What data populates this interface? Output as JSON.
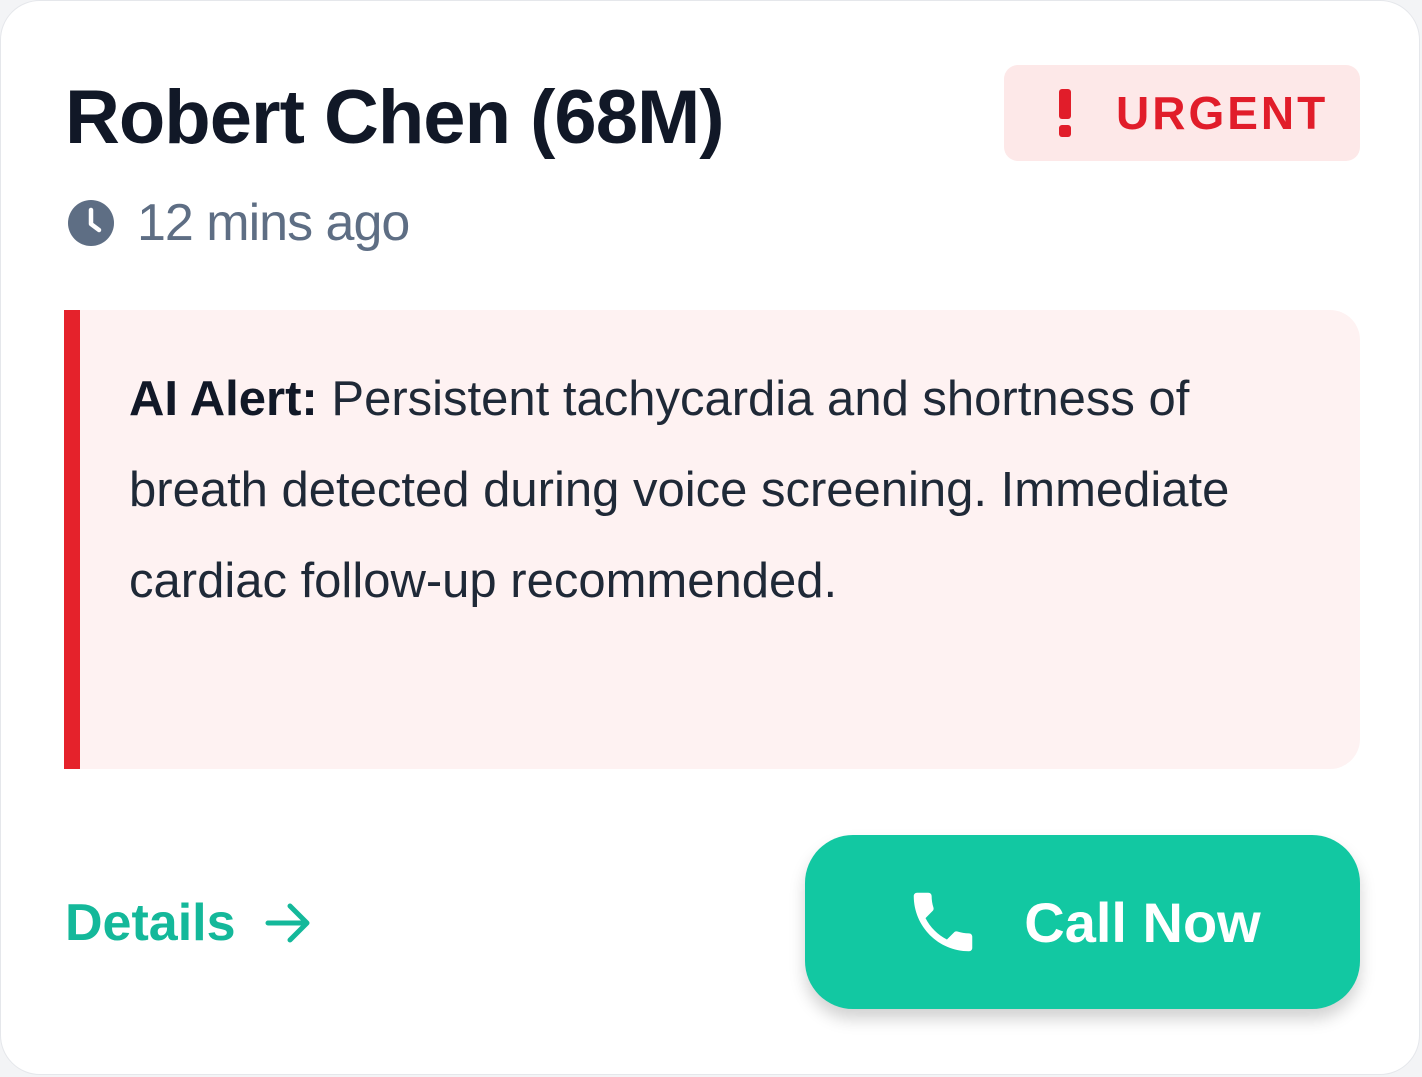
{
  "patient": {
    "name": "Robert Chen (68M)",
    "time_ago": "12 mins ago"
  },
  "status_badge": {
    "label": "URGENT",
    "icon": "exclamation-icon",
    "color": "#e11d2a",
    "background": "#fde8e8"
  },
  "alert": {
    "label": "AI Alert:",
    "message": "Persistent tachycardia and shortness of breath detected during voice screening. Immediate cardiac follow-up recommended.",
    "accent_color": "#e5222b"
  },
  "actions": {
    "details_label": "Details",
    "details_icon": "arrow-right-icon",
    "call_label": "Call Now",
    "call_icon": "phone-icon",
    "accent_color": "#12c8a2"
  }
}
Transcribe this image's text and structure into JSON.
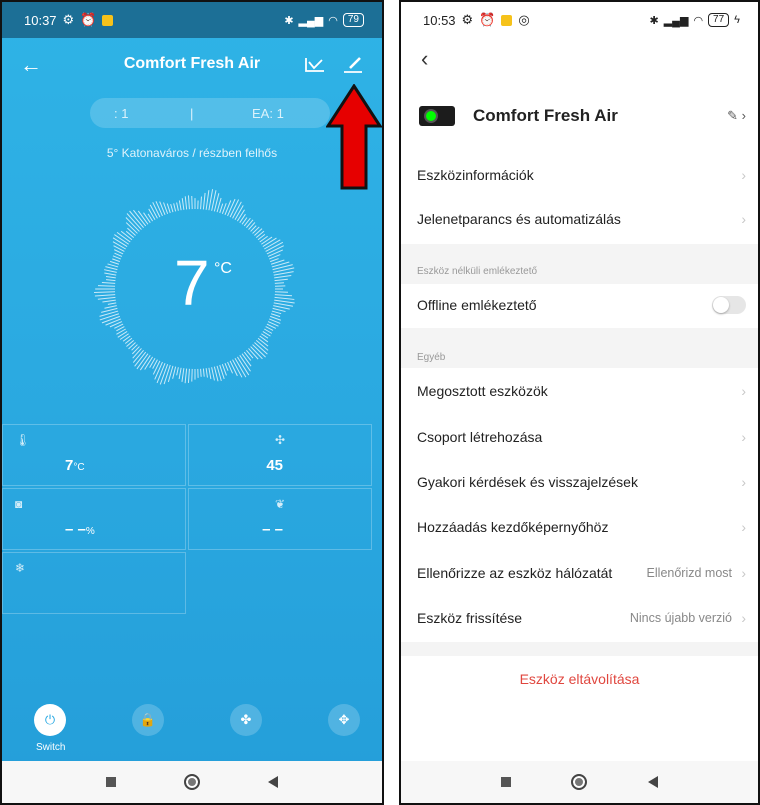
{
  "left": {
    "statusbar": {
      "time": "10:37",
      "battery": "79"
    },
    "header": {
      "title": "Comfort  Fresh Air"
    },
    "counters": {
      "left": ": 1",
      "sep": "|",
      "right": "EA: 1"
    },
    "weather": "5°  Katonaváros  /  részben felhős",
    "temp": {
      "value": "7",
      "unit": "°C"
    },
    "grid": [
      {
        "value": "7",
        "unit": "°C"
      },
      {
        "value": "45",
        "unit": ""
      },
      {
        "value": "– –",
        "unit": "%"
      },
      {
        "value": "– –",
        "unit": ""
      }
    ],
    "bottom": {
      "switch_label": "Switch"
    }
  },
  "right": {
    "statusbar": {
      "time": "10:53",
      "battery": "77"
    },
    "device": {
      "name": "Comfort  Fresh Air"
    },
    "menu": {
      "info": "Eszközinformációk",
      "scene": "Jelenetparancs és automatizálás",
      "section_offline": "Eszköz nélküli emlékeztető",
      "offline": "Offline emlékeztető",
      "section_other": "Egyéb",
      "shared": "Megosztott eszközök",
      "group": "Csoport létrehozása",
      "faq": "Gyakori kérdések és visszajelzések",
      "home": "Hozzáadás kezdőképernyőhöz",
      "network": "Ellenőrizze az eszköz hálózatát",
      "network_value": "Ellenőrizd most",
      "update": "Eszköz frissítése",
      "update_value": "Nincs újabb verzió",
      "remove": "Eszköz eltávolítása"
    }
  },
  "colors": {
    "accent": "#29a9e3",
    "arrow": "#e60000",
    "remove": "#e0473f"
  }
}
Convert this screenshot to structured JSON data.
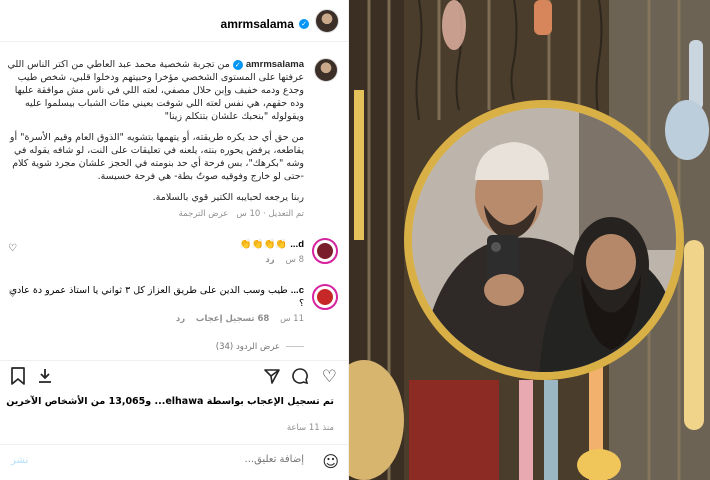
{
  "post": {
    "username": "amrmsalama",
    "verified_mark": "✓",
    "caption_user": "amrmsalama",
    "caption_p1": "من تجربة شخصية محمد عبد العاطي من اكتر الناس اللي عرفتها على المستوى الشخصي مؤخرا وحبيتهم ودخلوا قلبي، شخص طيب وجدع ودمه خفيف وإبن حلال مصفي، لعته اللي في ناس مش موافقة عليها وده حقهم، هي نفس لعته اللي شوفت بعيني مئات الشباب بيسلموا عليه ويقولوله \"بنحبك علشان بتتكلم زينا\"",
    "caption_p2": "من حق أي حد يكره طريقته، أو يتهمها بتشويه \"الذوق العام وقيم الأسرة\" أو يقاطعه، يرفض يحوره بنته، يلعنه في تعليقات على النت، لو شافه يقوله في وشه \"بكرهك\"، بس فرحة أي حد بنومته في الحجز علشان مجرد شوية كلام -حتى لو خارج وفوقيه صوتٌ بطة- هي فرحة خسيسة.",
    "caption_p3": "ربنا يرجعه لحبايبه الكتير قوي بالسلامة.",
    "caption_time": "10 س",
    "caption_edited": "تم التعديل",
    "caption_translate": "عرض الترجمة"
  },
  "comments": [
    {
      "user": "d...",
      "text": "👏👏👏👏",
      "time": "8 س",
      "reply": "رد"
    },
    {
      "user": "c...",
      "text": "طيب وسب الدين على طريق العزاز كل ٣ ثواني يا استاذ عمرو دة عادي ؟",
      "time": "11 س",
      "likes": "68 تسجيل إعجاب",
      "reply": "رد"
    }
  ],
  "view_replies": "عرض الردود (34)",
  "likes_text": "تم تسجيل الإعجاب بواسطة elhawa... و13,065 من الأشخاص الآخرين",
  "time_ago": "منذ 11 ساعة",
  "add_comment_placeholder": "إضافة تعليق...",
  "post_button": "نشر",
  "icons": {
    "like": "heart-icon",
    "comment": "comment-icon",
    "share": "share-icon",
    "save": "bookmark-icon",
    "more": "more-icon",
    "emoji": "emoji-icon"
  },
  "colors": {
    "verified": "#0095f6",
    "post_button": "#b2dffc",
    "secondary_text": "#8e8e8e"
  }
}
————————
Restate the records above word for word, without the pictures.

What data populates this interface? Output as JSON.
{
  "patient": {
    "name": "Robert Chen (68M)",
    "time_ago": "12 mins ago"
  },
  "status_badge": {
    "label": "URGENT",
    "icon": "exclamation-icon",
    "color": "#e11d2a",
    "background": "#fde8e8"
  },
  "alert": {
    "label": "AI Alert:",
    "message": "Persistent tachycardia and shortness of breath detected during voice screening. Immediate cardiac follow-up recommended.",
    "accent_color": "#e5222b"
  },
  "actions": {
    "details_label": "Details",
    "details_icon": "arrow-right-icon",
    "call_label": "Call Now",
    "call_icon": "phone-icon",
    "accent_color": "#12c8a2"
  }
}
Transcribe this image's text and structure into JSON.
{
  "left": {
    "statusbar": {
      "time": "10:37",
      "battery": "79"
    },
    "header": {
      "title": "Comfort  Fresh Air"
    },
    "counters": {
      "left": ": 1",
      "sep": "|",
      "right": "EA: 1"
    },
    "weather": "5°  Katonaváros  /  részben felhős",
    "temp": {
      "value": "7",
      "unit": "°C"
    },
    "grid": [
      {
        "value": "7",
        "unit": "°C"
      },
      {
        "value": "45",
        "unit": ""
      },
      {
        "value": "– –",
        "unit": "%"
      },
      {
        "value": "– –",
        "unit": ""
      }
    ],
    "bottom": {
      "switch_label": "Switch"
    }
  },
  "right": {
    "statusbar": {
      "time": "10:53",
      "battery": "77"
    },
    "device": {
      "name": "Comfort  Fresh Air"
    },
    "menu": {
      "info": "Eszközinformációk",
      "scene": "Jelenetparancs és automatizálás",
      "section_offline": "Eszköz nélküli emlékeztető",
      "offline": "Offline emlékeztető",
      "section_other": "Egyéb",
      "shared": "Megosztott eszközök",
      "group": "Csoport létrehozása",
      "faq": "Gyakori kérdések és visszajelzések",
      "home": "Hozzáadás kezdőképernyőhöz",
      "network": "Ellenőrizze az eszköz hálózatát",
      "network_value": "Ellenőrizd most",
      "update": "Eszköz frissítése",
      "update_value": "Nincs újabb verzió",
      "remove": "Eszköz eltávolítása"
    }
  },
  "colors": {
    "accent": "#29a9e3",
    "arrow": "#e60000",
    "remove": "#e0473f"
  }
}
Convert this screenshot to structured JSON data.
{
  "post": {
    "username": "amrmsalama",
    "verified_mark": "✓",
    "caption_user": "amrmsalama",
    "caption_p1": "من تجربة شخصية محمد عبد العاطي من اكتر الناس اللي عرفتها على المستوى الشخصي مؤخرا وحبيتهم ودخلوا قلبي، شخص طيب وجدع ودمه خفيف وإبن حلال مصفي، لعته اللي في ناس مش موافقة عليها وده حقهم، هي نفس لعته اللي شوفت بعيني مئات الشباب بيسلموا عليه ويقولوله \"بنحبك علشان بتتكلم زينا\"",
    "caption_p2": "من حق أي حد يكره طريقته، أو يتهمها بتشويه \"الذوق العام وقيم الأسرة\" أو يقاطعه، يرفض يحوره بنته، يلعنه في تعليقات على النت، لو شافه يقوله في وشه \"بكرهك\"، بس فرحة أي حد بنومته في الحجز علشان مجرد شوية كلام -حتى لو خارج وفوقيه صوتٌ بطة- هي فرحة خسيسة.",
    "caption_p3": "ربنا يرجعه لحبايبه الكتير قوي بالسلامة.",
    "caption_time": "10 س",
    "caption_edited": "تم التعديل",
    "caption_translate": "عرض الترجمة"
  },
  "comments": [
    {
      "user": "d...",
      "text": "👏👏👏👏",
      "time": "8 س",
      "reply": "رد"
    },
    {
      "user": "c...",
      "text": "طيب وسب الدين على طريق العزاز كل ٣ ثواني يا استاذ عمرو دة عادي ؟",
      "time": "11 س",
      "likes": "68 تسجيل إعجاب",
      "reply": "رد"
    }
  ],
  "view_replies": "عرض الردود (34)",
  "likes_text": "تم تسجيل الإعجاب بواسطة elhawa... و13,065 من الأشخاص الآخرين",
  "time_ago": "منذ 11 ساعة",
  "add_comment_placeholder": "إضافة تعليق...",
  "post_button": "نشر",
  "icons": {
    "like": "heart-icon",
    "comment": "comment-icon",
    "share": "share-icon",
    "save": "bookmark-icon",
    "more": "more-icon",
    "emoji": "emoji-icon"
  },
  "colors": {
    "verified": "#0095f6",
    "post_button": "#b2dffc",
    "secondary_text": "#8e8e8e"
  }
}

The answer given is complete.